Despite the cancellation of the "Free Speech Week," which was allegedly going to star Milo Yiannopoulos, Ann Coulter, and Steve Bannon, a bunch of social justice activists converged on Berkeley to protest anyhow. So YouTube personality Fleccas, real name Austen Fletcher, arrived on the scene to learn firsthand what all those outraged activists were specifically protesting. By the end of the day, Fletcher came to the conclusion that a vast majority of them don't really know and even fewer are able to defend their incoherent political positions.

Fletcher posted a simultaneously hilarious and depressing video (below) of his time at Berkeley on YouTube to give everyone a chance to look into the minds of the social justice left. The video opens with one hysterical female protester shouting, "You're f***ing insulting my identity! How could you look me in the eye!? How could you do that!? How could you let that happen?! ... I know you feel your racism! I know you feel your privilege!"

"Stop laughing at her!" yells another protester to someone who apparently couldn't hold in a few laughs at the over-the-top accusations.

"This is a Neo-Nazi recruitment rally that you guys are protecting," another female protester says to law enforcement. "They are openly trying to recruit fascists."

The first guy Fletcher interviews accuses the police, who are there trying to keep order, of "promoting hate speech," despite the fact that the "fascist" free speech rally was actually cancelled.

Asked to explain exactly how they were empowering "hate speech," the protester says, "Because what they're doing is allowing sick people like Yiannopoulos, Ann Coulter, and Bannon and these sick people to promote hate speech and to go ahead and basically brain wash Americans into believing that it's okay to cull people and to put them into camps." (Reminder: the last American politician to "cull people and to put them into camps" was the Left's favorite president, FDR.)

After that leftist dystopian fiction-based explanation, a young male protester tells Fletcher matter-of-factly of right-wingers(?), "Well, they're pro-misogyny." Asked to explain how exactly they are "pro-misogyny," the protester says, "By being pro-misogyny. By espousing pro-misogyny rhetoric, right?"

Right.

After assertively declaring that she does not agree with President Trump's views, a female protester wearing white sunglasses can't seem to remember a single thing he's said that she disagrees with exactly. "I think he's just..." she begins, then shrugs. "I can't pick out a quote in particular..." she says.
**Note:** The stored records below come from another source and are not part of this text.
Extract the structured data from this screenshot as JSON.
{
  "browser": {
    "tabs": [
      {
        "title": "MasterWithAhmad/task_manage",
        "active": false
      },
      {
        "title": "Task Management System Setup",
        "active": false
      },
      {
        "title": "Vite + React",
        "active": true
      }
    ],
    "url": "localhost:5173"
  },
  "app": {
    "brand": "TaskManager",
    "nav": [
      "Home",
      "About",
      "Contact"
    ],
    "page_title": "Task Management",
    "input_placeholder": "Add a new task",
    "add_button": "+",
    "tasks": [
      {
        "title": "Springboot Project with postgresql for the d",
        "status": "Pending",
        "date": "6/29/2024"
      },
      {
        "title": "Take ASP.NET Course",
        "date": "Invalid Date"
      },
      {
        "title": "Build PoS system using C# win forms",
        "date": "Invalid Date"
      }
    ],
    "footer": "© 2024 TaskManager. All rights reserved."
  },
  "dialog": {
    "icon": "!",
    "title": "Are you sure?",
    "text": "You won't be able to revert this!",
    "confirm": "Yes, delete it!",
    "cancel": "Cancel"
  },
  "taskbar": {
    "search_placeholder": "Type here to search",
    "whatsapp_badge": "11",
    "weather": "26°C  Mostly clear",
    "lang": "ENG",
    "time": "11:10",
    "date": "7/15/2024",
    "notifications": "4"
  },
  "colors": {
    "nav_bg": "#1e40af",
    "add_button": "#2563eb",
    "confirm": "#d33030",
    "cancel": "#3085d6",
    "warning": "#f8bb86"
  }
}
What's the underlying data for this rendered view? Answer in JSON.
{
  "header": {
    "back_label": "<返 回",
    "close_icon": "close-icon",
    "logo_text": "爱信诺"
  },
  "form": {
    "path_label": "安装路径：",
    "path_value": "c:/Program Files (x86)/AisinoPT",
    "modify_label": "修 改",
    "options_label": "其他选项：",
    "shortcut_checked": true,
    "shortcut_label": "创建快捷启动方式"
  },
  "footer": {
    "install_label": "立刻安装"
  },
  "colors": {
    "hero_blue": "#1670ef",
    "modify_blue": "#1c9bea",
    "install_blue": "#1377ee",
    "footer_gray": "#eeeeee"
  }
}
When asked by Fletcher why he doesn't like Trump, one Hispanic protester answers, "F*** Trump!"

One older male protester says heroically, "We're trying to protect people from the rise of Nazis and fascism in the United States." He adds, gesturing to the police, "And these guys are listening to it. If they really believed that Nazis and fascism were rising in the United States, they would turn the other way and go take down that PA. ..."

Fletcher turns to the camera and says, "I totally agree. If the cops thought fascism and Nazis were rising in the United States, they would turn around and stop it."

In perhaps the most revealing moment of the entire video, Fletcher drops in on a crowd of leftists chanting "Nazi scum!" at a guy. Fletcher is eventually able to figure out who the target of their anti-"Nazi" chant is: It's a man wearing a MAGA hat.

When Fletcher asks the Indian man if he's a Nazi, he says, "No, I'm not. ... I'm Indian."

"That doesn't make any sense then," says Fletcher.

"Yesterday, they called me a white supremacist," says the Indian Trump supporter.

One particularly hilarious exchange comes when an "anti-fascist" announces that "Every white supremacist in the country supports Donald Trump."

Fletcher responds, "Every Black Panther supported Obama."

After a pause, the anti-fascist says, "I would argue the Black Panthers are way better than the KKK or any white supremacist." He goes on to estimate that a "large amount" of Trump's base is the KKK.

By the end of the video it's abundantly clear that a whole lot of the leftist activists believe that subjectively defined "hate speech" is not protected by the Constitution, uncritically believe wild, unfounded accusations about basically everyone on the Right, and ultimately don't really know what they're angry about.

Watch the craziness below:

H/T John Sexton